To fund production costs, Alejandra Amarilla used the popular crowdfunding site Kickstarter. The campaign was so powerful that more than 5,000 people donated money to the cause, ensuring that the film would be made and shared with the world. In fact, donations exceeded her initial goal of $175,000 by 23%.

The extra funds were used to send the members of The Recycled Orchestra on a world tour ─ something most of the children would never have been able to experience without the help of the documentary.

03 Mar

Can Other Countries Have Their Own Landfill Harmonics?

Thanks to Alejandra Amarilla and her team, the story of Paraguay’s Landfill Harmonic is now world famous. The incredible community of Cateura, Paraguay banded together to help create a music program for their youth with next to nothing but trash to make the instruments. Not only can this serve as an inspiration to others with so much more to work with, their story can also be duplicated in other countries.

Recycle Garbage ConceptLandfill Harmonics Across the Globe

Sadly, thousands of communities across the globe are poverty stricken. Similarly to Cateura, the residents of these villages do not have the money to purchase basic life necessities, so acquiring fancy musical instruments is completely out of the question. These people are forced to make do with what they have, but thanks to the Landfill Harmonic documentary, that just got a whole lot better.

While other countries may not have been the first to come up with the idea of creating musical instruments from trash and other recycled materials, they can certainly follow suit. This incredible Landfill Harmonic documentary, created by Alejandra Amarilla and her team, can serve as an inspiration to these communities.

Music is such an important part of many cultures in the world. The ability to listen and make music can change lives. People living in poverty may never have realized they have the ability to make musical instruments from materials they have access to for free. The documentary spreads awareness that, with a little bit of creativity, magic can be made.

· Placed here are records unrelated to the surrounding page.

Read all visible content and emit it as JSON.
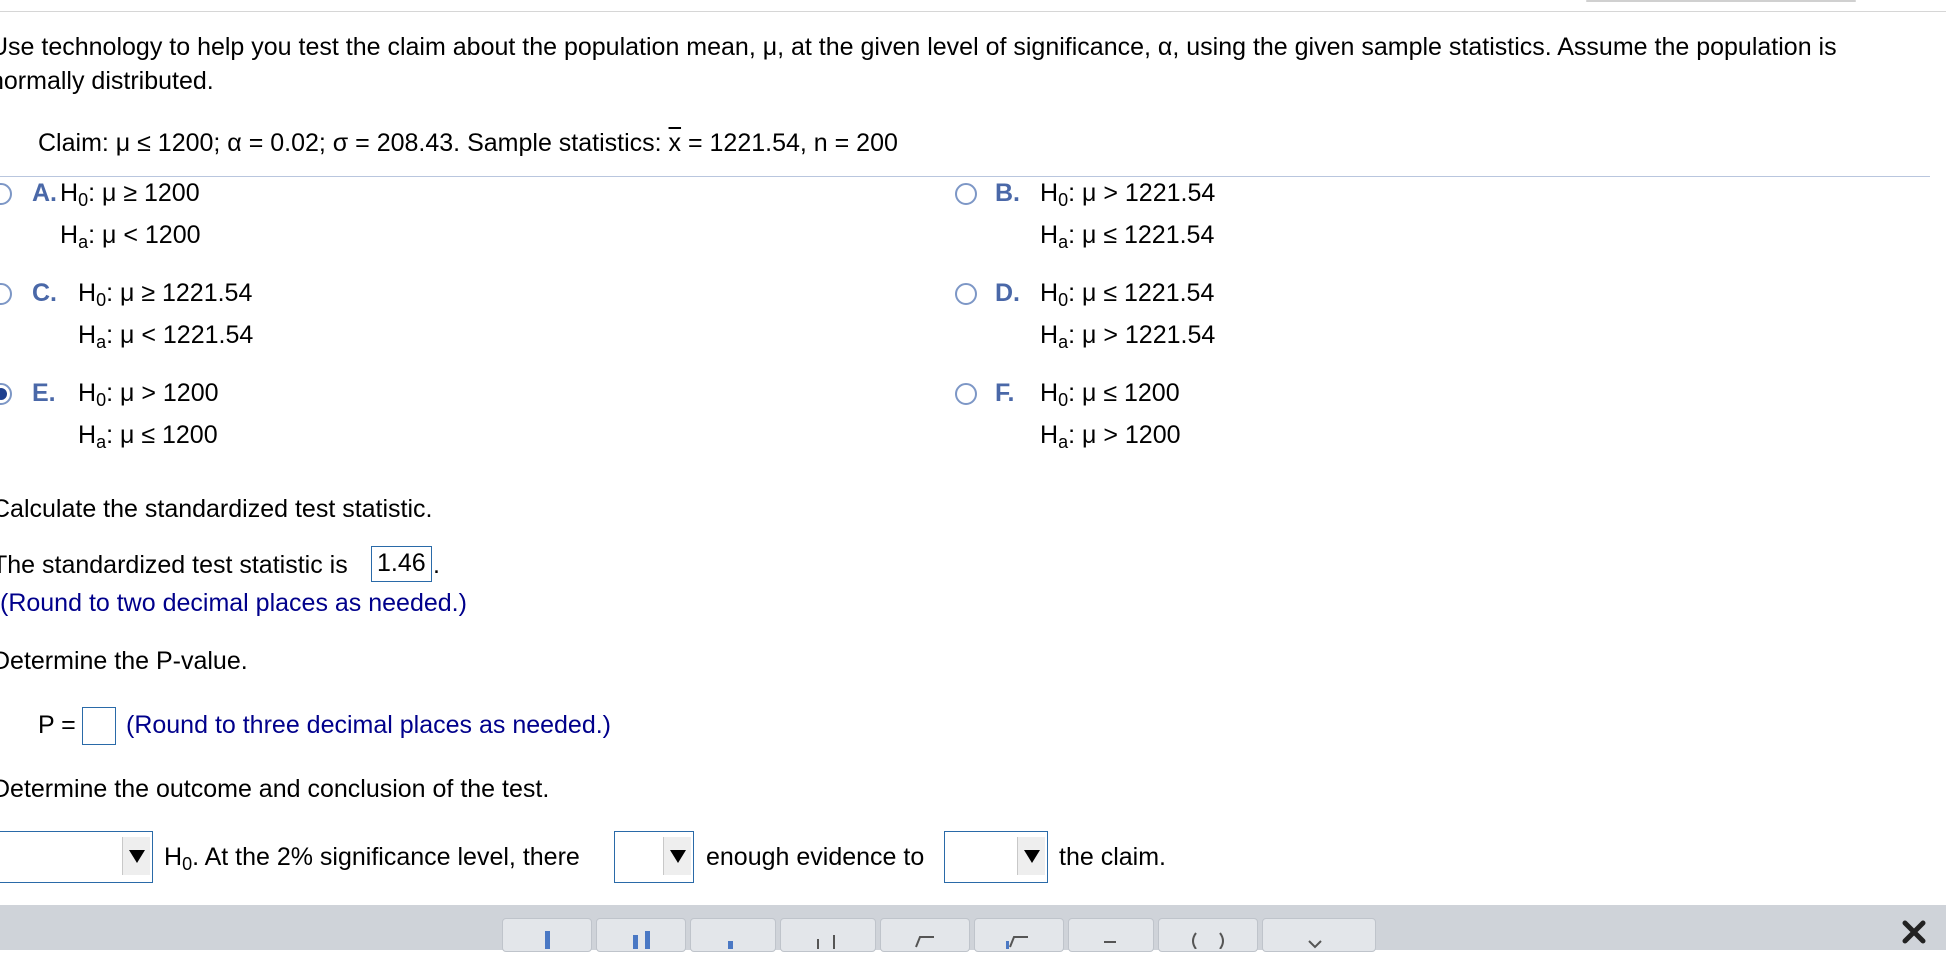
{
  "question": {
    "line1": "Use technology to help you test the claim about the population mean, μ, at the given level of significance, α, using the given sample statistics. Assume the population is",
    "line2": "normally distributed.",
    "claim_prefix": "Claim: μ ≤ 1200; α = 0.02; σ = 208.43. Sample statistics: ",
    "xbar_symbol": "x",
    "claim_suffix": " = 1221.54, n = 200"
  },
  "options": [
    {
      "letter": "A.",
      "h0": "μ ≥ 1200",
      "ha": "μ < 1200",
      "selected": false
    },
    {
      "letter": "B.",
      "h0": "μ > 1221.54",
      "ha": "μ ≤ 1221.54",
      "selected": false
    },
    {
      "letter": "C.",
      "h0": "μ ≥ 1221.54",
      "ha": "μ < 1221.54",
      "selected": false
    },
    {
      "letter": "D.",
      "h0": "μ ≤ 1221.54",
      "ha": "μ > 1221.54",
      "selected": false
    },
    {
      "letter": "E.",
      "h0": "μ > 1200",
      "ha": "μ ≤ 1200",
      "selected": true
    },
    {
      "letter": "F.",
      "h0": "μ ≤ 1200",
      "ha": "μ > 1200",
      "selected": false
    }
  ],
  "hypothesis": {
    "h": "H",
    "sub0": "0",
    "suba": "a",
    "colon": ":"
  },
  "step2": {
    "prompt": "Calculate the standardized test statistic.",
    "answer_prefix": "The standardized test statistic is ",
    "answer_value": "1.46",
    "answer_suffix": ".",
    "hint": "(Round to two decimal places as needed.)"
  },
  "step3": {
    "prompt": "Determine the P-value.",
    "label": "P =",
    "hint": "(Round to three decimal places as needed.)"
  },
  "step4": {
    "prompt": "Determine the outcome and conclusion of the test.",
    "h": "H",
    "sub": "0",
    "text1": ". At the 2% significance level, there",
    "text2": "enough evidence to",
    "text3": "the claim."
  },
  "icons": {
    "dropdown": "dropdown-arrow-icon",
    "close": "close-icon"
  },
  "colors": {
    "option_letter": "#4a68a8",
    "hint": "#00008b",
    "input_border": "#2a6aa8",
    "radio_selected": "#1d3f8f"
  }
}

Hopefully Landfill Harmonic orchestras will begin to appear across the world, showcasing the impact music can have on a community. Not only does learning to play an instrument give children a chance at a whole new future, it also brings positivity to their lives, which is often much needed. When children are focused on making beautiful music, they’re channeling their energy into something so very positive rather than heading down a dark and dodgy path often seen as the only route in many areas.

Spreading the Story of the Landfill Harmonic

It took Alejandra Amarilla and her team several years to obtain the footage needed to tell the story of the Landfill Harmonic. The team traveled to Paraguay in 2010 to begin capturing the story of this incredible youth orchestra on film. They returned in 2011 for a follow-up of three new members in addition to subsequent visits afterwards.

Aside from traveling to Cateura to film the youth orchestra, Alejandra Amarilla was tasked with raising the funds to produce the documentary. She accepted the challenge and ultimately exceeded her fundraising goal by 23% using the crowdfunding platform, Kickstarter. The story of The Recycled Orchestra garnered the attention of more than 5,000 donors, who helped make production a resounding success.